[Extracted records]

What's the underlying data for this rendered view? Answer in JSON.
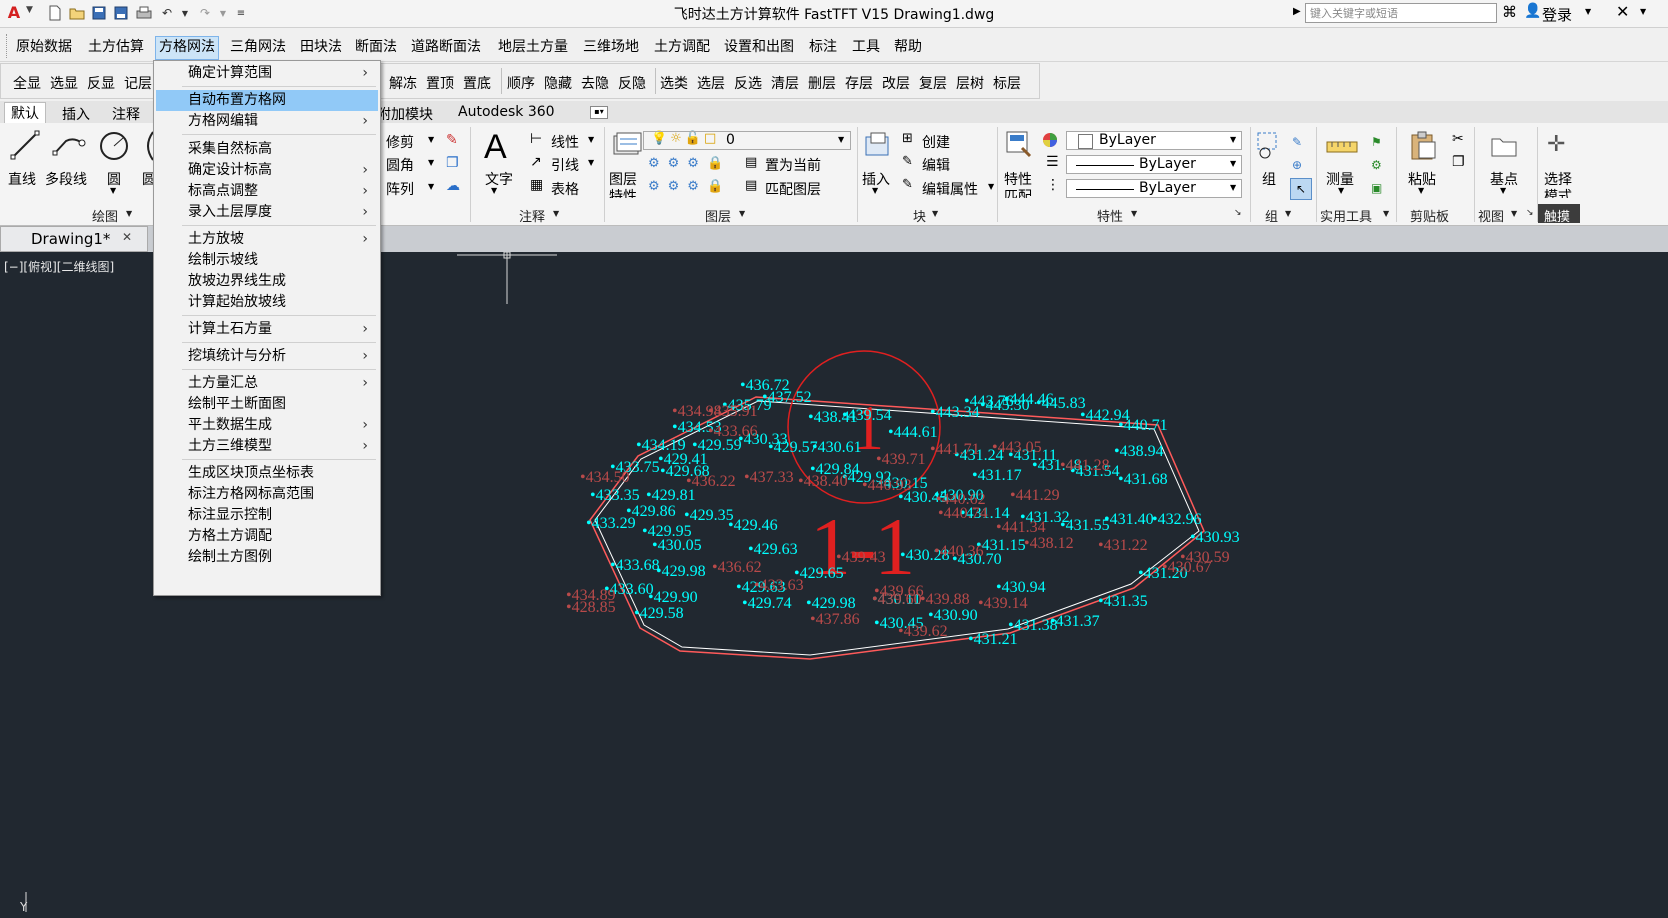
{
  "title_bar": {
    "title": "飞时达土方计算软件 FastTFT V15    Drawing1.dwg",
    "search_placeholder": "键入关键字或短语",
    "login": "登录",
    "app_logo": "A",
    "accent": "#d42020"
  },
  "menubar": {
    "items": [
      "原始数据",
      "土方估算",
      "方格网法",
      "三角网法",
      "田块法",
      "断面法",
      "道路断面法",
      "地层土方量",
      "三维场地",
      "土方调配",
      "设置和出图",
      "标注",
      "工具",
      "帮助"
    ]
  },
  "toolbar2": {
    "left_items": [
      "全显",
      "选显",
      "反显",
      "记层"
    ],
    "right_items": [
      "解冻",
      "置顶",
      "置底",
      "顺序",
      "隐藏",
      "去隐",
      "反隐",
      "选类",
      "选层",
      "反选",
      "清层",
      "删层",
      "存层",
      "改层",
      "复层",
      "层树",
      "标层"
    ]
  },
  "ribbon_tabs": {
    "items": [
      "默认",
      "插入",
      "注释"
    ],
    "items_right": [
      "附加模块",
      "Autodesk 360"
    ]
  },
  "ribbon": {
    "draw": {
      "line": "直线",
      "polyline": "多段线",
      "circle": "圆",
      "arc": "圆",
      "caption": "绘图"
    },
    "modify": {
      "trim": "修剪",
      "fillet": "圆角",
      "array": "阵列"
    },
    "annotation": {
      "text": "文字",
      "linear": "线性",
      "leader": "引线",
      "table": "表格",
      "caption": "注释"
    },
    "layers": {
      "props": "图层",
      "props2": "特性",
      "layer_value": "0",
      "set_current": "置为当前",
      "match_layer": "匹配图层",
      "caption": "图层"
    },
    "block": {
      "insert": "插入",
      "create": "创建",
      "edit": "编辑",
      "edit_attr": "编辑属性",
      "caption": "块"
    },
    "properties": {
      "match": "特性",
      "match2": "匹配",
      "color": "ByLayer",
      "linetype": "ByLayer",
      "lineweight": "ByLayer",
      "caption": "特性"
    },
    "groups": {
      "group": "组",
      "caption": "组"
    },
    "utilities": {
      "measure": "测量",
      "caption": "实用工具"
    },
    "clipboard": {
      "paste": "粘贴",
      "caption": "剪贴板"
    },
    "view": {
      "base": "基点",
      "caption": "视图"
    },
    "select": {
      "mode": "选择",
      "mode2": "模式",
      "caption": "触摸"
    }
  },
  "doc_tab": {
    "label": "Drawing1*"
  },
  "canvas": {
    "view_label": "[−][俯视][二维线图]",
    "section_small": "1",
    "section_big": "1-1",
    "ucs_label": "Y",
    "cyan_labels": [
      "436.72",
      "437.52",
      "435.79",
      "434.53",
      "439.54",
      "438.41",
      "444.61",
      "443.34",
      "442.94",
      "440.71",
      "434.19",
      "429.59",
      "430.33",
      "429.57",
      "430.61",
      "429.41",
      "433.75",
      "429.68",
      "438.94",
      "431.17",
      "431.11",
      "431.24",
      "431.48",
      "431.54",
      "431.68",
      "429.84",
      "429.92",
      "430.15",
      "430.45",
      "430.90",
      "433.35",
      "429.81",
      "429.86",
      "429.35",
      "429.46",
      "433.29",
      "429.95",
      "430.05",
      "429.63",
      "431.14",
      "431.32",
      "431.55",
      "431.40",
      "432.96",
      "430.93",
      "430.28",
      "430.70",
      "431.15",
      "433.68",
      "429.98",
      "429.65",
      "429.63",
      "431.20",
      "430.94",
      "431.35",
      "433.60",
      "429.90",
      "429.74",
      "429.98",
      "430.11",
      "430.45",
      "430.90",
      "429.58",
      "431.21",
      "431.38",
      "431.37",
      "445.30",
      "445.83",
      "444.46",
      "443.76"
    ],
    "red_labels": [
      "434.98",
      "435.91",
      "433.66",
      "434.50",
      "439.71",
      "443.05",
      "441.71",
      "437.33",
      "438.40",
      "436.22",
      "440.93",
      "441.28",
      "441.29",
      "440.74",
      "440.36",
      "441.34",
      "439.43",
      "440.62",
      "436.62",
      "438.12",
      "433.63",
      "439.60",
      "439.88",
      "439.66",
      "439.14",
      "430.67",
      "430.59",
      "431.22",
      "428.85",
      "434.89",
      "437.86",
      "439.62"
    ]
  }
}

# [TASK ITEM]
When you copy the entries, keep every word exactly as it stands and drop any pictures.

# [EXERCISE RESULT]
What's the underlying data for this rendered view? Answer in JSON.
{
  "title_bar": {
    "title": "飞时达土方计算软件 FastTFT V15    Drawing1.dwg",
    "search_placeholder": "键入关键字或短语",
    "login": "登录",
    "app_logo": "A",
    "accent": "#d42020"
  },
  "menubar": {
    "items": [
      "原始数据",
      "土方估算",
      "方格网法",
      "三角网法",
      "田块法",
      "断面法",
      "道路断面法",
      "地层土方量",
      "三维场地",
      "土方调配",
      "设置和出图",
      "标注",
      "工具",
      "帮助"
    ]
  },
  "toolbar2": {
    "left_items": [
      "全显",
      "选显",
      "反显",
      "记层"
    ],
    "right_items": [
      "解冻",
      "置顶",
      "置底",
      "顺序",
      "隐藏",
      "去隐",
      "反隐",
      "选类",
      "选层",
      "反选",
      "清层",
      "删层",
      "存层",
      "改层",
      "复层",
      "层树",
      "标层"
    ]
  },
  "ribbon_tabs": {
    "items": [
      "默认",
      "插入",
      "注释"
    ],
    "items_right": [
      "附加模块",
      "Autodesk 360"
    ]
  },
  "ribbon": {
    "draw": {
      "line": "直线",
      "polyline": "多段线",
      "circle": "圆",
      "arc": "圆",
      "caption": "绘图"
    },
    "modify": {
      "trim": "修剪",
      "fillet": "圆角",
      "array": "阵列"
    },
    "annotation": {
      "text": "文字",
      "linear": "线性",
      "leader": "引线",
      "table": "表格",
      "caption": "注释"
    },
    "layers": {
      "props": "图层",
      "props2": "特性",
      "layer_value": "0",
      "set_current": "置为当前",
      "match_layer": "匹配图层",
      "caption": "图层"
    },
    "block": {
      "insert": "插入",
      "create": "创建",
      "edit": "编辑",
      "edit_attr": "编辑属性",
      "caption": "块"
    },
    "properties": {
      "match": "特性",
      "match2": "匹配",
      "color": "ByLayer",
      "linetype": "ByLayer",
      "lineweight": "ByLayer",
      "caption": "特性"
    },
    "groups": {
      "group": "组",
      "caption": "组"
    },
    "utilities": {
      "measure": "测量",
      "caption": "实用工具"
    },
    "clipboard": {
      "paste": "粘贴",
      "caption": "剪贴板"
    },
    "view": {
      "base": "基点",
      "caption": "视图"
    },
    "select": {
      "mode": "选择",
      "mode2": "模式",
      "caption": "触摸"
    }
  },
  "doc_tab": {
    "label": "Drawing1*"
  },
  "canvas": {
    "view_label": "[−][俯视][二维线图]",
    "section_small": "1",
    "section_big": "1-1",
    "ucs_label": "Y",
    "cyan_labels": [
      "436.72",
      "437.52",
      "435.79",
      "434.53",
      "439.54",
      "438.41",
      "444.61",
      "443.34",
      "442.94",
      "440.71",
      "434.19",
      "429.59",
      "430.33",
      "429.57",
      "430.61",
      "429.41",
      "433.75",
      "429.68",
      "438.94",
      "431.17",
      "431.11",
      "431.24",
      "431.48",
      "431.54",
      "431.68",
      "429.84",
      "429.92",
      "430.15",
      "430.45",
      "430.90",
      "433.35",
      "429.81",
      "429.86",
      "429.35",
      "429.46",
      "433.29",
      "429.95",
      "430.05",
      "429.63",
      "431.14",
      "431.32",
      "431.55",
      "431.40",
      "432.96",
      "430.93",
      "430.28",
      "430.70",
      "431.15",
      "433.68",
      "429.98",
      "429.65",
      "429.63",
      "431.20",
      "430.94",
      "431.35",
      "433.60",
      "429.90",
      "429.74",
      "429.98",
      "430.11",
      "430.45",
      "430.90",
      "429.58",
      "431.21",
      "431.38",
      "431.37",
      "445.30",
      "445.83",
      "444.46",
      "443.76"
    ],
    "red_labels": [
      "434.98",
      "435.91",
      "433.66",
      "434.50",
      "439.71",
      "443.05",
      "441.71",
      "437.33",
      "438.40",
      "436.22",
      "440.93",
      "441.28",
      "441.29",
      "440.74",
      "440.36",
      "441.34",
      "439.43",
      "440.62",
      "436.62",
      "438.12",
      "433.63",
      "439.60",
      "439.88",
      "439.66",
      "439.14",
      "430.67",
      "430.59",
      "431.22",
      "428.85",
      "434.89",
      "437.86",
      "439.62"
    ]
  }
}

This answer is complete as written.